*** The data Section Begins ***

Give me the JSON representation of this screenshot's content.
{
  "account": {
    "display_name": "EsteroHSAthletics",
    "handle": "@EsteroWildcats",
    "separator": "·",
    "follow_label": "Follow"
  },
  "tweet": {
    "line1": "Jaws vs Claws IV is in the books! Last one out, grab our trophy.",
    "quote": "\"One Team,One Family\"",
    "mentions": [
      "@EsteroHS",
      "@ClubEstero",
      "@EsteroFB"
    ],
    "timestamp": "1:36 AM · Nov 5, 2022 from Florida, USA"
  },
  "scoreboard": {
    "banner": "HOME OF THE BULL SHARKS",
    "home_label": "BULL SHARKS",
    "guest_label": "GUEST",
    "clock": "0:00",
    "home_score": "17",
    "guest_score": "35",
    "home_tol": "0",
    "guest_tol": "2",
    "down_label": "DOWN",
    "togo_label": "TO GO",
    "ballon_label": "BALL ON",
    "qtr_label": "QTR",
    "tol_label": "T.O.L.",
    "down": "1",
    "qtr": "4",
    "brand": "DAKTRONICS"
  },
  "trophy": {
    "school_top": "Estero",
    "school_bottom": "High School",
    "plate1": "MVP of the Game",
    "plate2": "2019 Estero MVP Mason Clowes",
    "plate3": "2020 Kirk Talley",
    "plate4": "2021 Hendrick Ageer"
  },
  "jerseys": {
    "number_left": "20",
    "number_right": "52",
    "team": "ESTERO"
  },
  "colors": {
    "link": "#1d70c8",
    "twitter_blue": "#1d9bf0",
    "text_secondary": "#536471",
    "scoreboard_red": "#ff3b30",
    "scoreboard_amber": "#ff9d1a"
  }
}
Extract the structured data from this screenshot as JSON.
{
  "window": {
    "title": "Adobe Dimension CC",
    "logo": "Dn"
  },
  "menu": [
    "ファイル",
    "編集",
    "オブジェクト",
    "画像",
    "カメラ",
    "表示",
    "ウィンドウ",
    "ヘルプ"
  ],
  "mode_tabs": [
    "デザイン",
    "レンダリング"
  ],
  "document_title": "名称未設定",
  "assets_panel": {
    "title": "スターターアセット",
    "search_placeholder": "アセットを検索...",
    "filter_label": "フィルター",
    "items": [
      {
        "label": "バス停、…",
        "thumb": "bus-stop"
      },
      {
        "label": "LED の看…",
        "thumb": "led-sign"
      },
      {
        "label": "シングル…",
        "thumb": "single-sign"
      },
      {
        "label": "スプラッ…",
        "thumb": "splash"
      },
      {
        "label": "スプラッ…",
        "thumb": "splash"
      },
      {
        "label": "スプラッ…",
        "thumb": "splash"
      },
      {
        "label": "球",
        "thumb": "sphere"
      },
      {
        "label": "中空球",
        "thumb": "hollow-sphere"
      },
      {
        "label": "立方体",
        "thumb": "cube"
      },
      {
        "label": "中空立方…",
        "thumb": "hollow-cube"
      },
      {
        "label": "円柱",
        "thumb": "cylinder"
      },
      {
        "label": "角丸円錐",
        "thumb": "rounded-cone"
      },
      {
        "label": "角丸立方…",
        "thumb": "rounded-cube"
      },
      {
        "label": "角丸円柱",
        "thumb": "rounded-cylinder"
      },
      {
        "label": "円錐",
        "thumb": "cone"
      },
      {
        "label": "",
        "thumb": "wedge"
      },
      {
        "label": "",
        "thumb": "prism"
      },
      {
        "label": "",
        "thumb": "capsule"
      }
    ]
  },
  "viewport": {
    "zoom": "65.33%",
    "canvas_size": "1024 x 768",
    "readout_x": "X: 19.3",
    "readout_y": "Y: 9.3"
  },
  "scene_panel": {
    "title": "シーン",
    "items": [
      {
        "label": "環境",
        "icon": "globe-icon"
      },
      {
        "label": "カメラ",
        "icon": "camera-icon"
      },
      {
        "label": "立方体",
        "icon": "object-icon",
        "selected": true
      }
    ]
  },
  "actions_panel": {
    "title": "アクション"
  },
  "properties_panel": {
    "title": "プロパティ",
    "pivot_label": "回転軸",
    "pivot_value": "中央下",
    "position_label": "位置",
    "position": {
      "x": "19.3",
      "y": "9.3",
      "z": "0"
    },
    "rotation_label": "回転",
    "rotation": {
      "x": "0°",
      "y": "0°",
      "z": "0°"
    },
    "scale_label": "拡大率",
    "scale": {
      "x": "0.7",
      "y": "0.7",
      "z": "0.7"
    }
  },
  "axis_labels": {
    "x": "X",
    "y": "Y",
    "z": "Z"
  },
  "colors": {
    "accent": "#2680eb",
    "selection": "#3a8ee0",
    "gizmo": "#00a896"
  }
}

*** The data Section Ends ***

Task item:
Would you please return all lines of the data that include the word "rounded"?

Answer to the problem:
        "thumb": "rounded-cone"
        "thumb": "rounded-cube"
        "thumb": "rounded-cylinder"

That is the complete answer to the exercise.